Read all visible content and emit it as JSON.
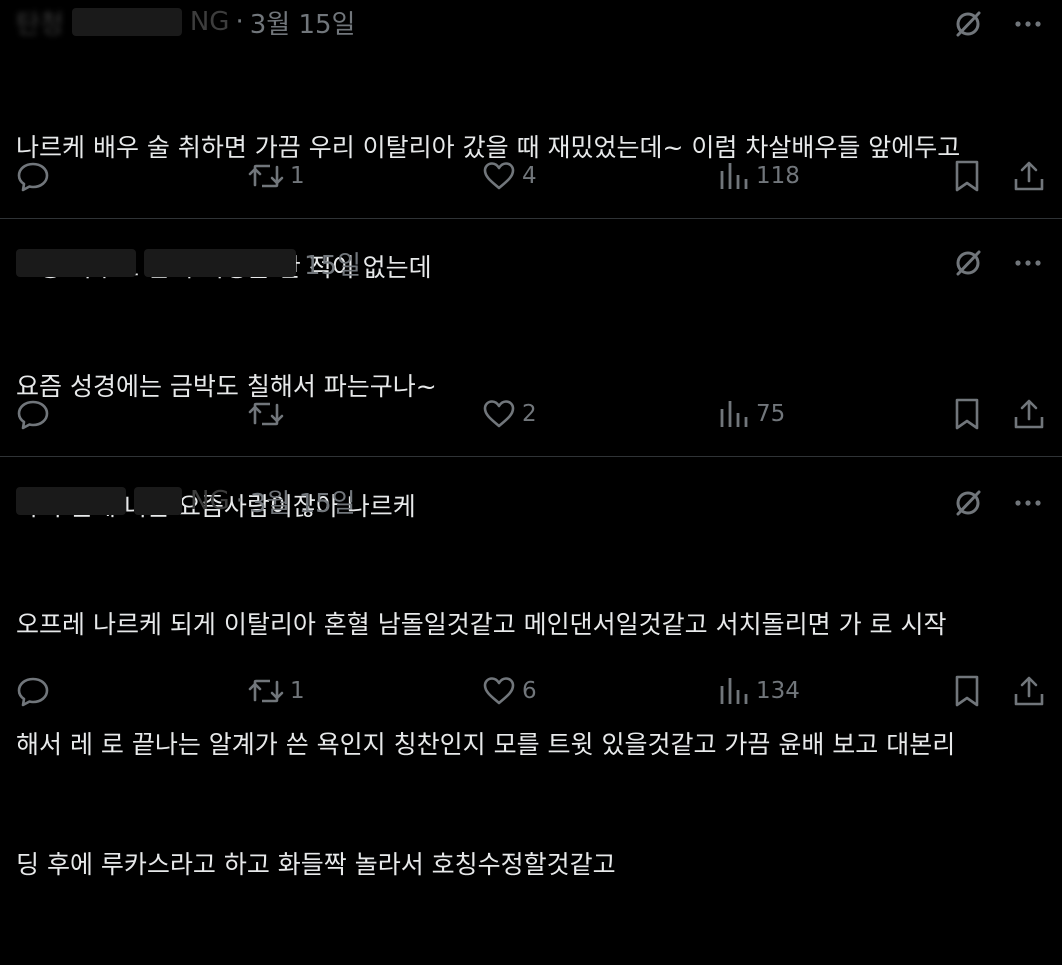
{
  "posts": [
    {
      "author_visible": "NG",
      "separator": "·",
      "date": "3월 15일",
      "text_lines": [
        "나르케 배우 술 취하면 가끔 우리 이탈리아 갔을 때 재밌었는데~ 이럼 차살배우들 앞에두고",
        "그중 아무도 단체 여행을 간 적이 없는데"
      ],
      "replies": "",
      "reposts": "1",
      "likes": "4",
      "views": "118"
    },
    {
      "author_visible": "",
      "separator": "",
      "date": "15일",
      "text_lines": [
        "요즘 성경에는 금박도 칠해서 파는구나~",
        "아니 근데 너는 요즘사람이잖아 나르케"
      ],
      "replies": "",
      "reposts": "",
      "likes": "2",
      "views": "75"
    },
    {
      "author_visible": "NG",
      "separator": "·",
      "date": "3월 15일",
      "text_lines": [
        "오프레 나르케 되게 이탈리아 혼혈 남돌일것같고 메인댄서일것같고 서치돌리면 가 로 시작",
        "해서 레 로 끝나는 알계가 쓴 욕인지 칭찬인지 모를 트윗 있을것같고 가끔 윤배 보고 대본리",
        "딩 후에 루카스라고 하고 화들짝 놀라서 호칭수정할것같고"
      ],
      "replies": "",
      "reposts": "1",
      "likes": "6",
      "views": "134"
    }
  ],
  "icons": {
    "reply": "reply-icon",
    "repost": "repost-icon",
    "like": "like-icon",
    "views": "views-icon",
    "bookmark": "bookmark-icon",
    "share": "share-icon",
    "grok": "grok-icon",
    "more": "more-icon"
  },
  "colors": {
    "background": "#000000",
    "text": "#e7e9ea",
    "muted": "#71767b",
    "divider": "#2f3336"
  }
}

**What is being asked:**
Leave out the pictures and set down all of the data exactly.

**Output of the exercise:**
Read all visible content and emit it as JSON.
{
  "posts": [
    {
      "author_visible": "NG",
      "separator": "·",
      "date": "3월 15일",
      "text_lines": [
        "나르케 배우 술 취하면 가끔 우리 이탈리아 갔을 때 재밌었는데~ 이럼 차살배우들 앞에두고",
        "그중 아무도 단체 여행을 간 적이 없는데"
      ],
      "replies": "",
      "reposts": "1",
      "likes": "4",
      "views": "118"
    },
    {
      "author_visible": "",
      "separator": "",
      "date": "15일",
      "text_lines": [
        "요즘 성경에는 금박도 칠해서 파는구나~",
        "아니 근데 너는 요즘사람이잖아 나르케"
      ],
      "replies": "",
      "reposts": "",
      "likes": "2",
      "views": "75"
    },
    {
      "author_visible": "NG",
      "separator": "·",
      "date": "3월 15일",
      "text_lines": [
        "오프레 나르케 되게 이탈리아 혼혈 남돌일것같고 메인댄서일것같고 서치돌리면 가 로 시작",
        "해서 레 로 끝나는 알계가 쓴 욕인지 칭찬인지 모를 트윗 있을것같고 가끔 윤배 보고 대본리",
        "딩 후에 루카스라고 하고 화들짝 놀라서 호칭수정할것같고"
      ],
      "replies": "",
      "reposts": "1",
      "likes": "6",
      "views": "134"
    }
  ],
  "icons": {
    "reply": "reply-icon",
    "repost": "repost-icon",
    "like": "like-icon",
    "views": "views-icon",
    "bookmark": "bookmark-icon",
    "share": "share-icon",
    "grok": "grok-icon",
    "more": "more-icon"
  },
  "colors": {
    "background": "#000000",
    "text": "#e7e9ea",
    "muted": "#71767b",
    "divider": "#2f3336"
  }
}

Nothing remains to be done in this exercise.